  • The Battle Over 3rd-Party Releases Continues

    Matthew Kelsey

    Bankruptcy courts have taken divergent approaches to analyzing whether they have jurisdiction to approve nonconsensual third-party nondebtor releases. While the New York bankruptcy court's recent decision in SunEdison provides another data point for the debate, it leaves some questions unanswered, say attorneys with Gibson Dunn & Crutcher LLP.

  • How FERC Is Streamlining Hydropower Licensing

    Mary Anne Sullivan

    The Federal Energy Regulatory Commission recently adopted a 40-year default license term for hydropower projects at nonfederal dams. While there is more that FERC could do to ease hydro licensing and relicensing, this move is a welcome effort to streamline and reduce uncertainty in the licensing process, say Mary Anne Sullivan and Zachary Launer of Hogan Lovells LLP.

  • Why White House Efforts To Dismantle Regs Face Roadblocks

    Steven Gordon

    When the White House changes hands from one political party to the other, the new administration often seeks to change or eliminate some of the regulations promulgated by prior administrations. But when regulatory provisions are based on scientific or economic analysis, it may be difficult to legally justify a change, says Steven Gordon of Holland & Knight LLP.

  • An Interview With Former DHS Secretary Jeh Johnson

    Randy Maniloff

    Jeh Johnson, the former secretary of homeland security, was kind enough to let me visit him to reflect on his diverse career. He told stories that left me speechless. And yes, the man who was responsible for the Transportation Security Administration removed his shoes when going through airport security. You bet I asked, says Randy Maniloff of White and Williams LLP.

  • Hurdles To Consider When Securing A Personnel File

    Michael Errera

    Attorneys should follow seven key points to ensure that their discovery requests and pleadings are appropriately prepared to overcome common hurdles that may be encountered when requesting production of a personnel file, say Michael Errera and Paul Ferland of Foran Glennon Palandech Ponzi & Rudloff PC.

  • Series

    Judging A Book: Gilstrap Reviews 'Alexander Hamilton'

    Judge Rodney Gilstrap

    While Alexander Hamilton is the subject of a hit Broadway musical and renewed biographical examinations, professor Kate Brown takes us down a road less traveled in her book "Alexander Hamilton and the Development of American Law" — showing Hamilton as first, last and foremost an American lawyer, says U.S. District Judge Rodney Gilstrap of the Eastern District of Texas.

  • The Case For Creating A Mediation Department At Your Firm

    Dennis Klein

    There are at least four reasons supporting the need for some form of a mediation group within a law firm, especially in firms with larger practices, according to Dennis Klein, owner of Critical Matter Mediation and former litigation partner at Hughes Hubbard & Reed LLP.

  • Natural Gas Market Design May Be Failing Consumers

    Levi McAllister

    Domestic energy producers face challenges in predicting consumer demand for electricity and natural gas, and in responding to daily fluctuations in consumption.
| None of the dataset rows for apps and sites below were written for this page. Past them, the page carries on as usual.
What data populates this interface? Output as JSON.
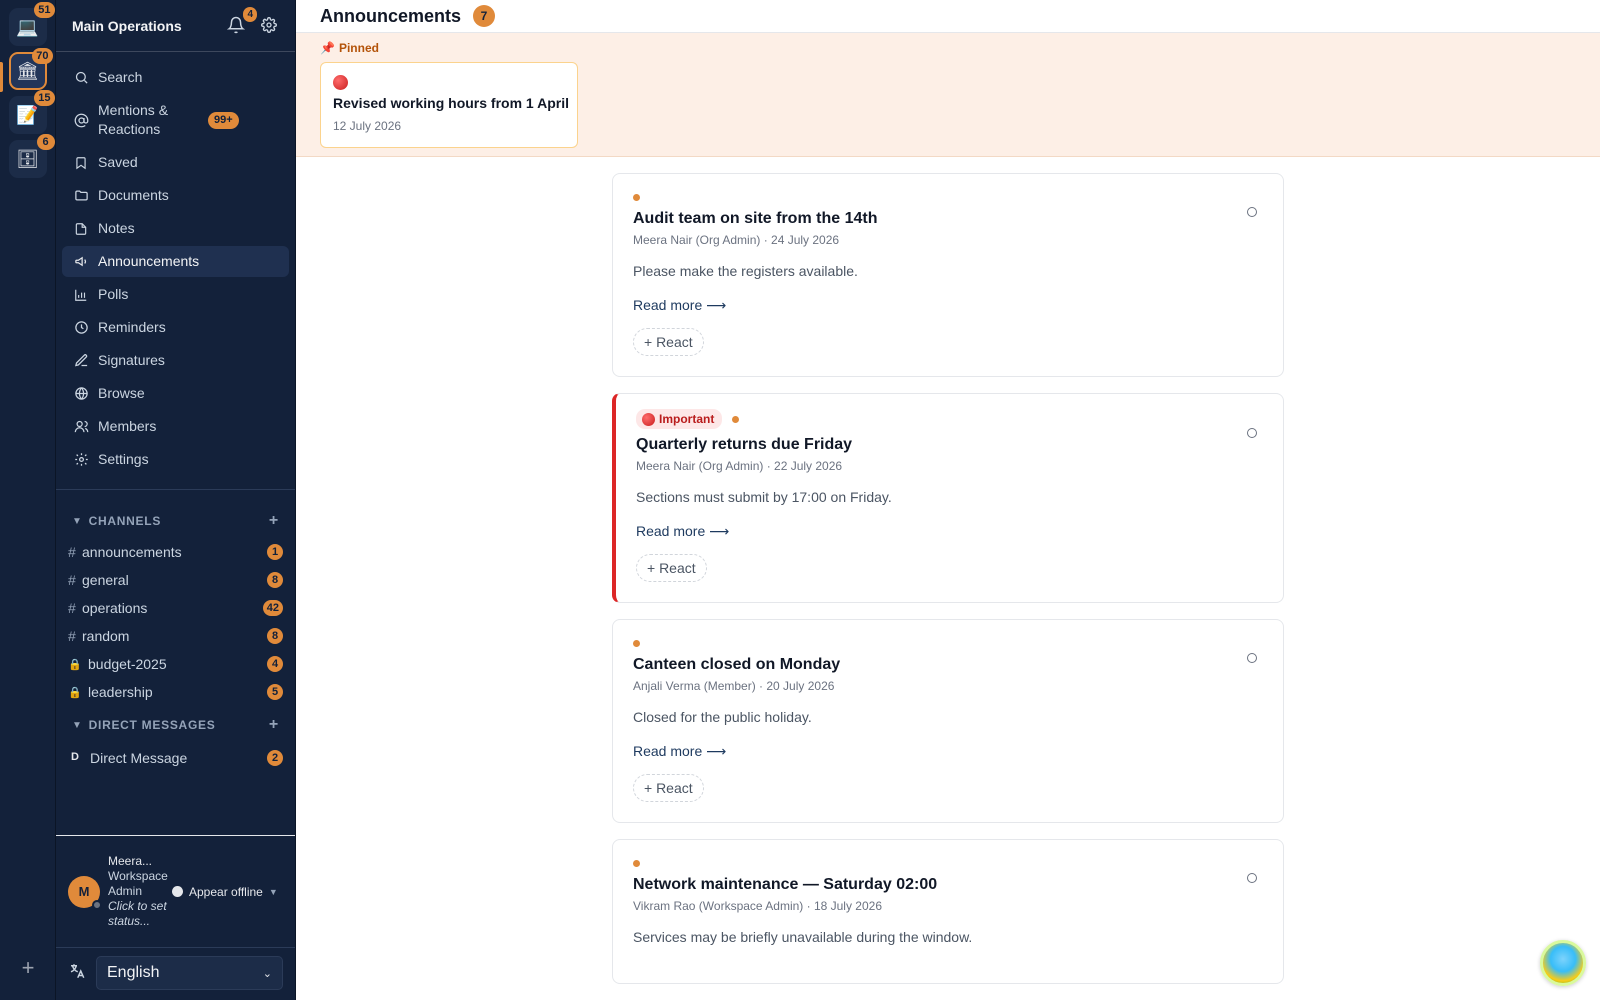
{
  "workspaces": [
    {
      "icon": "laptop-icon",
      "glyph": "💻",
      "badge": "51"
    },
    {
      "icon": "bank-icon",
      "glyph": "🏛",
      "badge": "70"
    },
    {
      "icon": "notepad-icon",
      "glyph": "📝",
      "badge": "15"
    },
    {
      "icon": "cabinet-icon",
      "glyph": "🗄",
      "badge": "6"
    }
  ],
  "sidebar": {
    "title": "Main Operations",
    "notif_count": "4",
    "nav": [
      {
        "label": "Search",
        "icon": "search-icon"
      },
      {
        "label": "Mentions & Reactions",
        "icon": "at-icon",
        "badge": "99+"
      },
      {
        "label": "Saved",
        "icon": "bookmark-icon"
      },
      {
        "label": "Documents",
        "icon": "folder-icon"
      },
      {
        "label": "Notes",
        "icon": "note-icon"
      },
      {
        "label": "Announcements",
        "icon": "megaphone-icon"
      },
      {
        "label": "Polls",
        "icon": "chart-icon"
      },
      {
        "label": "Reminders",
        "icon": "clock-icon"
      },
      {
        "label": "Signatures",
        "icon": "pen-icon"
      },
      {
        "label": "Browse",
        "icon": "globe-icon"
      },
      {
        "label": "Members",
        "icon": "users-icon"
      },
      {
        "label": "Settings",
        "icon": "gear-icon"
      }
    ],
    "channels_heading": "CHANNELS",
    "channels": [
      {
        "prefix": "#",
        "name": "announcements",
        "count": "1"
      },
      {
        "prefix": "#",
        "name": "general",
        "count": "8"
      },
      {
        "prefix": "#",
        "name": "operations",
        "count": "42"
      },
      {
        "prefix": "#",
        "name": "random",
        "count": "8"
      },
      {
        "prefix": "🔒",
        "name": "budget-2025",
        "count": "4"
      },
      {
        "prefix": "🔒",
        "name": "leadership",
        "count": "5"
      }
    ],
    "dm_heading": "DIRECT MESSAGES",
    "dms": [
      {
        "initial": "D",
        "name": "Direct Message",
        "count": "2"
      }
    ],
    "user": {
      "initial": "M",
      "name": "Meera...",
      "role": "Workspace Admin",
      "status": "Click to set status...",
      "presence": "Appear offline"
    },
    "language": "English"
  },
  "header": {
    "title": "Announcements",
    "count": "7"
  },
  "pinned": {
    "label": "Pinned",
    "title": "Revised working hours from 1 April",
    "date": "12 July 2026"
  },
  "announcements": [
    {
      "title": "Audit team on site from the 14th",
      "byline": "Meera Nair (Org Admin) · 24 July 2026",
      "body": "Please make the registers available.",
      "important": false
    },
    {
      "title": "Quarterly returns due Friday",
      "byline": "Meera Nair (Org Admin) · 22 July 2026",
      "body": "Sections must submit by 17:00 on Friday.",
      "important": true,
      "badge": "Important"
    },
    {
      "title": "Canteen closed on Monday",
      "byline": "Anjali Verma (Member) · 20 July 2026",
      "body": "Closed for the public holiday.",
      "important": false
    },
    {
      "title": "Network maintenance — Saturday 02:00",
      "byline": "Vikram Rao (Workspace Admin) · 18 July 2026",
      "body": "Services may be briefly unavailable during the window.",
      "important": false
    }
  ],
  "labels": {
    "read_more": "Read more ⟶",
    "react": "+ React"
  },
  "colors": {
    "accent": "#e08a3a",
    "sidebar_bg": "#13213a",
    "important": "#dc2626",
    "pinned_bg": "#fdefe6"
  }
}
A recent academic paper highlights design characteristics of the natural gas market that may contribute to these challenges, say attorneys with Morgan Lewis & Bockius LLP.

  • Core Functions And Cooperative Federalism At The EPA

    Dan Jordanger

    The U.S. Environmental Protection Agency’s recently released draft strategic plan for 2018-2022 starkly narrows the items on which the EPA will focus its resources and turns the agency’s back on many objectives contained in the previous plan — things that the Trump administration and Administrator Scott Pruitt believe should not be done at all, says Dan Jordanger of Hunton & Williams LLP.